(Sochi, Russia) – Conservation organisations today welcomed the news that Japan’s import and sale of sei whale products from its controversial “scientific” whaling programme in the North Pacific has been censured as illegal by the global body entrusted with protecting endangered species from trade.
Sei whales are listed on Appendix I of the Convention on International Trade in Endangered Species of Wild Fauna and Flora (CITES), which means that international commercial trade in their products is banned. As Japan mostly hunts sei whales on the high seas beyond its national jurisdiction, under CITES rules, bringing these products into Japan is considered international trade (so-called “Introduction from the Sea”). Currently, Japan hunts as many as 134 sei whales each year (the third biggest animal on the planet) under its “scientific” whaling programme in the North Pacific.
During its 70th annual meeting in Sochi, Russia, members of the CITES Standing Committee nearly unanimously concluded that Japan was acting in violation of the convention by landing thousands of tonnes of sei whale meat for primarily commercial purposes. The Committee then agreed that Japan will take immediate remedial action to address this compliance issue and report on its specific actions by 1 February 2019 for consideration at the next Committee meeting in May 2019. At that time, if the Committee does not accept Japan’s remediation plan it could recommend that the other 182 governments impose trade sanctions on Japan.
“This is a significant win for sei whales and another blow by the international community against Japan’s so-called ‘scientific’ whaling,” said Matthew Collis, Director of International Policy for the International Fund for Animal Welfare (IFAW). “For 16 years Japan has been importing and selling sei whale products; this is a persistent and intentional violation of CITES rules and must stop.”
Sue Fisher, consultant for the Animal Welfare Institute, congratulated the Standing Committee on its decision. “Anything less than a firm rebuke of Japan’s longstanding and large-scale commercial exploitation of sei whales under the guise of research would have had devastating consequences – not just for the protection of endangered species from commercial interests but also for the credibility of CITES.”
For years, Japan has presented its whaling as a “scientific” endeavour, but that point is irrelevant to CITES, which regulates the end use of products after they are brought to Japan. The vast majority of each sei whale is packaged purely for commercial use, amounting to thousands of tonnes of sei whale meat from more than 1,500 sei whales in the last 16 years. However, Japan has been using CITES certificates – which should only cover the importation of limited scientific samples – to import sei whale meat and parts for the express purpose of commercial sale throughout Japan.
“There was no question about Japan’s non-compliance. With this decision, the CITES Standing Committee put the integrity of the convention above politics,” said Erica Lyman, Professor of Clinical Law at the International Environmental Law Project, Lewis & Clark Law School.
“This decision by the CITES members demonstrates that international conservation efforts can work. Japan has for years engaged in heavy trade of an endangered species. Japan is now required to achieve permanent compliance with the treaty by stopping importing sei whale meat and blubber,” said Astrid Fuchs, Programme Lead at WDC (Whale and Dolphin Conservation).
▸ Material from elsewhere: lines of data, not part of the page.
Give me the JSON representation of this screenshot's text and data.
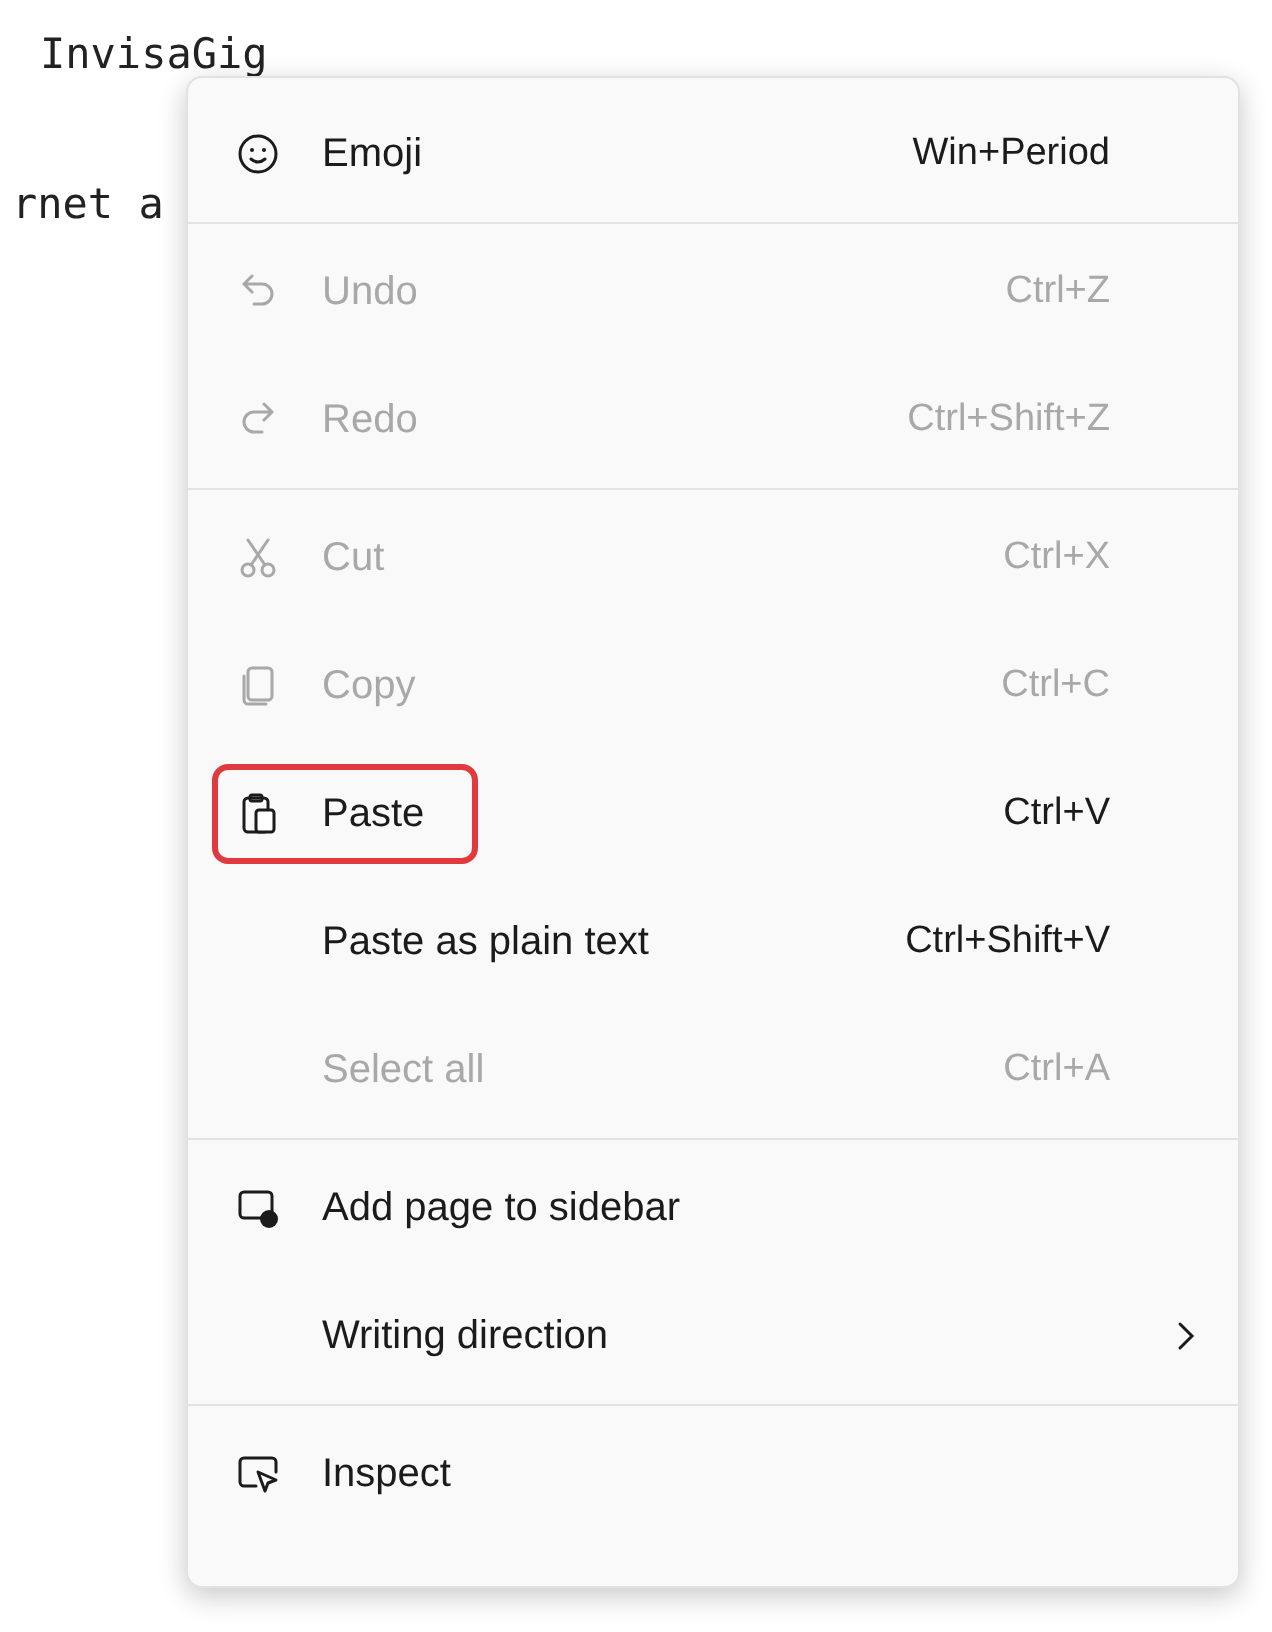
{
  "page_lines": [
    "InvisaGig",
    "rnet a"
  ],
  "menu": {
    "groups": [
      [
        {
          "label": "Emoji",
          "shortcut": "Win+Period",
          "disabled": false,
          "outlined": false,
          "submenu": false
        }
      ],
      [
        {
          "label": "Undo",
          "shortcut": "Ctrl+Z",
          "disabled": true,
          "outlined": false,
          "submenu": false
        },
        {
          "label": "Redo",
          "shortcut": "Ctrl+Shift+Z",
          "disabled": true,
          "outlined": false,
          "submenu": false
        }
      ],
      [
        {
          "label": "Cut",
          "shortcut": "Ctrl+X",
          "disabled": true,
          "outlined": false,
          "submenu": false
        },
        {
          "label": "Copy",
          "shortcut": "Ctrl+C",
          "disabled": true,
          "outlined": false,
          "submenu": false
        },
        {
          "label": "Paste",
          "shortcut": "Ctrl+V",
          "disabled": false,
          "outlined": true,
          "submenu": false
        },
        {
          "label": "Paste as plain text",
          "shortcut": "Ctrl+Shift+V",
          "disabled": false,
          "outlined": false,
          "submenu": false
        },
        {
          "label": "Select all",
          "shortcut": "Ctrl+A",
          "disabled": true,
          "outlined": false,
          "submenu": false
        }
      ],
      [
        {
          "label": "Add page to sidebar",
          "disabled": false,
          "outlined": false,
          "submenu": false
        },
        {
          "label": "Writing direction",
          "disabled": false,
          "outlined": false,
          "submenu": true
        }
      ],
      [
        {
          "label": "Inspect",
          "disabled": false,
          "outlined": false,
          "submenu": false
        }
      ]
    ]
  }
}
“The issue of Japan’s use of meat from sei whale taken on the high seas is important, both for the whales themselves and also the integrity of CITES. Japan is a significant importer and exporter of wildlife products and it is now clear that Japan has been on the wrong side of the rules in this matter. Japan will now have to follow the instructions it has been given or face potentially serious consequences,” said Nicola Beynon, Head of Campaigns at Humane Society International in Australia.
CITES’ censure of the commercial nature of Japan’s North Pacific sei whale hunt follows a 2014 judgment by the International Court of Justice, which found that Japan’s Antarctic whaling was not for scientific purposes. Last month, the International Whaling Commission (IWC) determined that Japan’s lethal whaling was not scientifically justified and voted to defeat the country’s attempts to resume commercial whaling.
Image: Christin Khan, NOAA / NEFSC